EXERCISE AIM:
Consider the records below. How many of their lines include the word "Last"? State the number and nothing else.

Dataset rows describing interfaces
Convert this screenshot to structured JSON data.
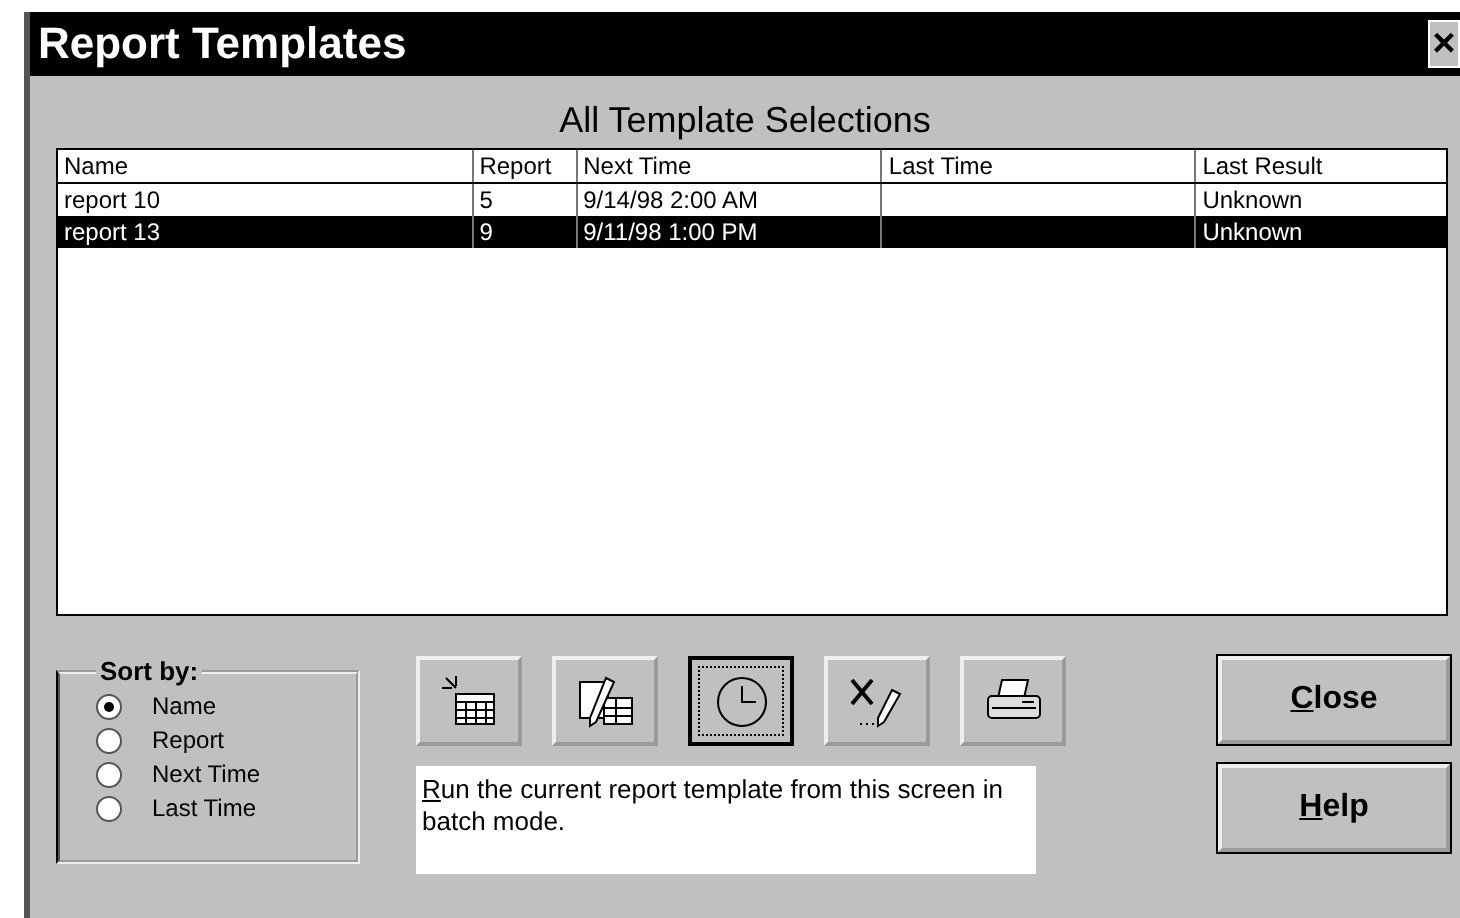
{
  "window": {
    "title": "Report Templates",
    "close_symbol": "×"
  },
  "heading": "All Template Selections",
  "table": {
    "columns": [
      "Name",
      "Report",
      "Next Time",
      "Last Time",
      "Last Result"
    ],
    "rows": [
      {
        "cells": [
          "report 10",
          "5",
          "9/14/98 2:00 AM",
          "",
          "Unknown"
        ],
        "selected": false
      },
      {
        "cells": [
          "report 13",
          "9",
          "9/11/98 1:00 PM",
          "",
          "Unknown"
        ],
        "selected": true
      }
    ]
  },
  "sort_by": {
    "label": "Sort by:",
    "options": [
      {
        "label": "Name",
        "selected": true
      },
      {
        "label": "Report",
        "selected": false
      },
      {
        "label": "Next Time",
        "selected": false
      },
      {
        "label": "Last Time",
        "selected": false
      }
    ]
  },
  "tools": [
    {
      "kind": "new",
      "selected": false
    },
    {
      "kind": "edit",
      "selected": false
    },
    {
      "kind": "run",
      "selected": true
    },
    {
      "kind": "delete",
      "selected": false
    },
    {
      "kind": "print",
      "selected": false
    }
  ],
  "description": {
    "mnemonic": "R",
    "rest": "un the current report template from this screen in batch mode."
  },
  "buttons": [
    {
      "mnemonic": "C",
      "rest": "lose"
    },
    {
      "mnemonic": "H",
      "rest": "elp"
    }
  ]
}
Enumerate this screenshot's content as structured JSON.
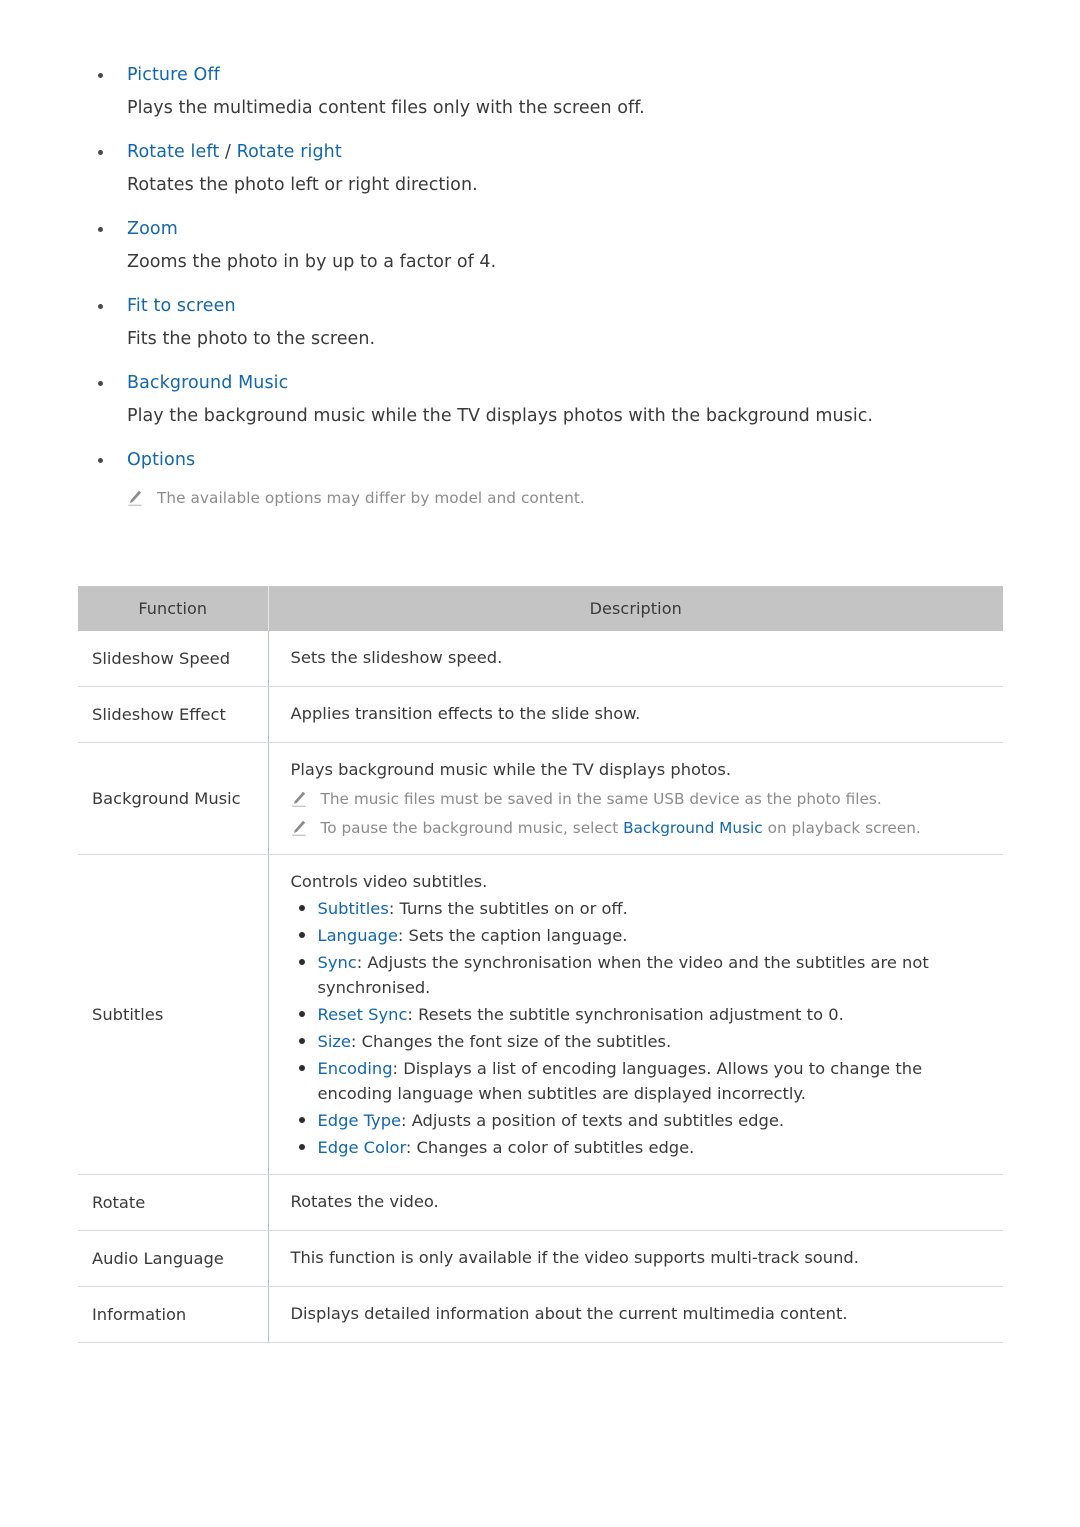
{
  "sections": [
    {
      "title": "Picture Off",
      "title_parts": [
        {
          "text": "Picture Off",
          "style": "link"
        }
      ],
      "body": "Plays the multimedia content files only with the screen off."
    },
    {
      "title": "Rotate left / Rotate right",
      "title_parts": [
        {
          "text": "Rotate left",
          "style": "link"
        },
        {
          "text": " / ",
          "style": "plain"
        },
        {
          "text": "Rotate right",
          "style": "link"
        }
      ],
      "body": "Rotates the photo left or right direction."
    },
    {
      "title": "Zoom",
      "title_parts": [
        {
          "text": "Zoom",
          "style": "link"
        }
      ],
      "body": "Zooms the photo in by up to a factor of 4."
    },
    {
      "title": "Fit to screen",
      "title_parts": [
        {
          "text": "Fit to screen",
          "style": "link"
        }
      ],
      "body": "Fits the photo to the screen."
    },
    {
      "title": "Background Music",
      "title_parts": [
        {
          "text": "Background Music",
          "style": "link"
        }
      ],
      "body": "Play the background music while the TV displays photos with the background music."
    },
    {
      "title": "Options",
      "title_parts": [
        {
          "text": "Options",
          "style": "link"
        }
      ],
      "body": "",
      "note": "The available options may differ by model and content."
    }
  ],
  "table": {
    "headers": [
      "Function",
      "Description"
    ],
    "rows": [
      {
        "function": "Slideshow Speed",
        "lead": "Sets the slideshow speed.",
        "notes": [],
        "bullets": []
      },
      {
        "function": "Slideshow Effect",
        "lead": "Applies transition effects to the slide show.",
        "notes": [],
        "bullets": []
      },
      {
        "function": "Background Music",
        "lead": "Plays background music while the TV displays photos.",
        "notes": [
          {
            "parts": [
              {
                "text": "The music files must be saved in the same USB device as the photo files.",
                "style": "plain"
              }
            ]
          },
          {
            "parts": [
              {
                "text": "To pause the background music, select ",
                "style": "plain"
              },
              {
                "text": "Background Music",
                "style": "link"
              },
              {
                "text": " on playback screen.",
                "style": "plain"
              }
            ]
          }
        ],
        "bullets": []
      },
      {
        "function": "Subtitles",
        "lead": "Controls video subtitles.",
        "notes": [],
        "bullets": [
          {
            "term": "Subtitles",
            "rest": ": Turns the subtitles on or off."
          },
          {
            "term": "Language",
            "rest": ": Sets the caption language."
          },
          {
            "term": "Sync",
            "rest": ": Adjusts the synchronisation when the video and the subtitles are not synchronised."
          },
          {
            "term": "Reset Sync",
            "rest": ": Resets the subtitle synchronisation adjustment to 0."
          },
          {
            "term": "Size",
            "rest": ": Changes the font size of the subtitles."
          },
          {
            "term": "Encoding",
            "rest": ": Displays a list of encoding languages. Allows you to change the encoding language when subtitles are displayed incorrectly."
          },
          {
            "term": "Edge Type",
            "rest": ": Adjusts a position of texts and subtitles edge."
          },
          {
            "term": "Edge Color",
            "rest": ": Changes a color of subtitles edge."
          }
        ]
      },
      {
        "function": "Rotate",
        "lead": "Rotates the video.",
        "notes": [],
        "bullets": []
      },
      {
        "function": "Audio Language",
        "lead": "This function is only available if the video supports multi-track sound.",
        "notes": [],
        "bullets": []
      },
      {
        "function": "Information",
        "lead": "Displays detailed information about the current multimedia content.",
        "notes": [],
        "bullets": []
      }
    ]
  },
  "colors": {
    "link": "#1267ad",
    "text": "#3a3a3a",
    "note": "#8c8c8c",
    "table_header_bg": "#c4c4c4",
    "row_border": "#d8d8d8",
    "col_border": "#b9bfd8"
  }
}
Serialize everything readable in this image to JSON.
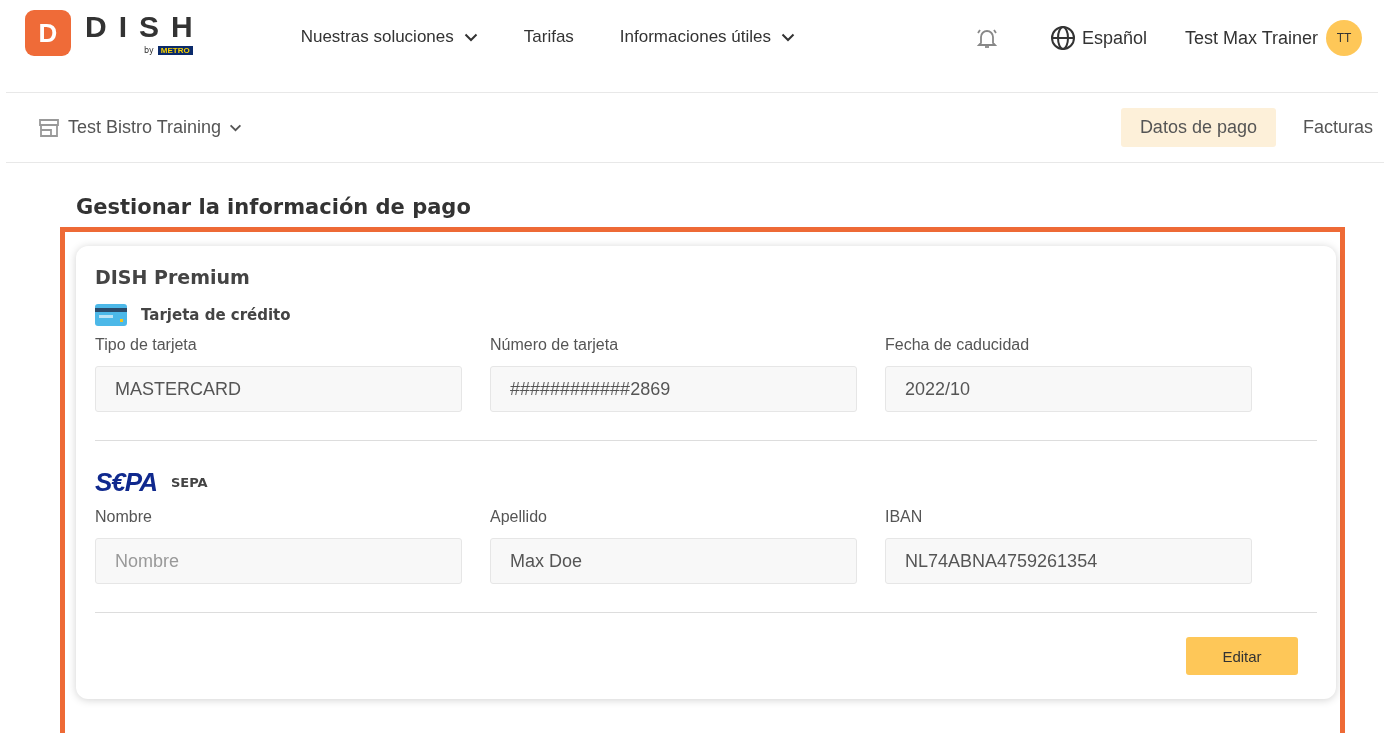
{
  "header": {
    "logo": {
      "letter": "D",
      "name": "DISH",
      "by": "by",
      "partner": "METRO"
    },
    "nav": [
      {
        "label": "Nuestras soluciones",
        "dropdown": true
      },
      {
        "label": "Tarifas",
        "dropdown": false
      },
      {
        "label": "Informaciones útiles",
        "dropdown": true
      }
    ],
    "language": "Español",
    "user": {
      "name": "Test Max Trainer",
      "initials": "TT"
    }
  },
  "subnav": {
    "store": "Test Bistro Training",
    "tabs": [
      {
        "label": "Datos de pago",
        "selected": true
      },
      {
        "label": "Facturas",
        "selected": false
      }
    ]
  },
  "page_title": "Gestionar la información de pago",
  "card": {
    "title": "DISH Premium",
    "sections": [
      {
        "kind": "card",
        "title": "Tarjeta de crédito",
        "fields": [
          {
            "label": "Tipo de tarjeta",
            "value": "MASTERCARD"
          },
          {
            "label": "Número de tarjeta",
            "value": "############2869"
          },
          {
            "label": "Fecha de caducidad",
            "value": "2022/10"
          }
        ]
      },
      {
        "kind": "sepa",
        "logo": "S€PA",
        "title": "SEPA",
        "fields": [
          {
            "label": "Nombre",
            "placeholder": "Nombre"
          },
          {
            "label": "Apellido",
            "value": "Max Doe"
          },
          {
            "label": "IBAN",
            "value": "NL74ABNA4759261354"
          }
        ]
      }
    ],
    "button": "Editar"
  }
}
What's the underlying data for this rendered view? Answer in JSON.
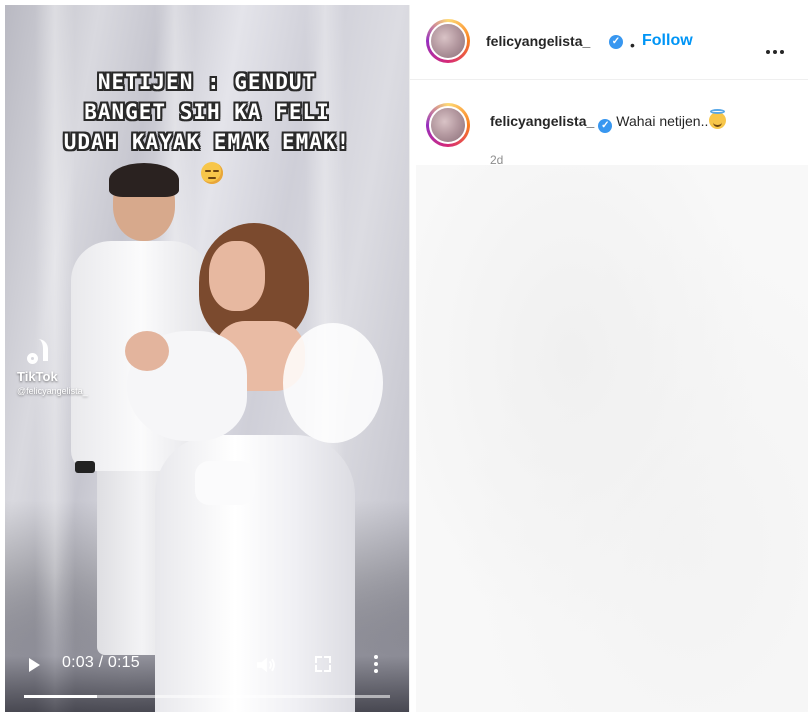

SOLVED PROBLEM:
3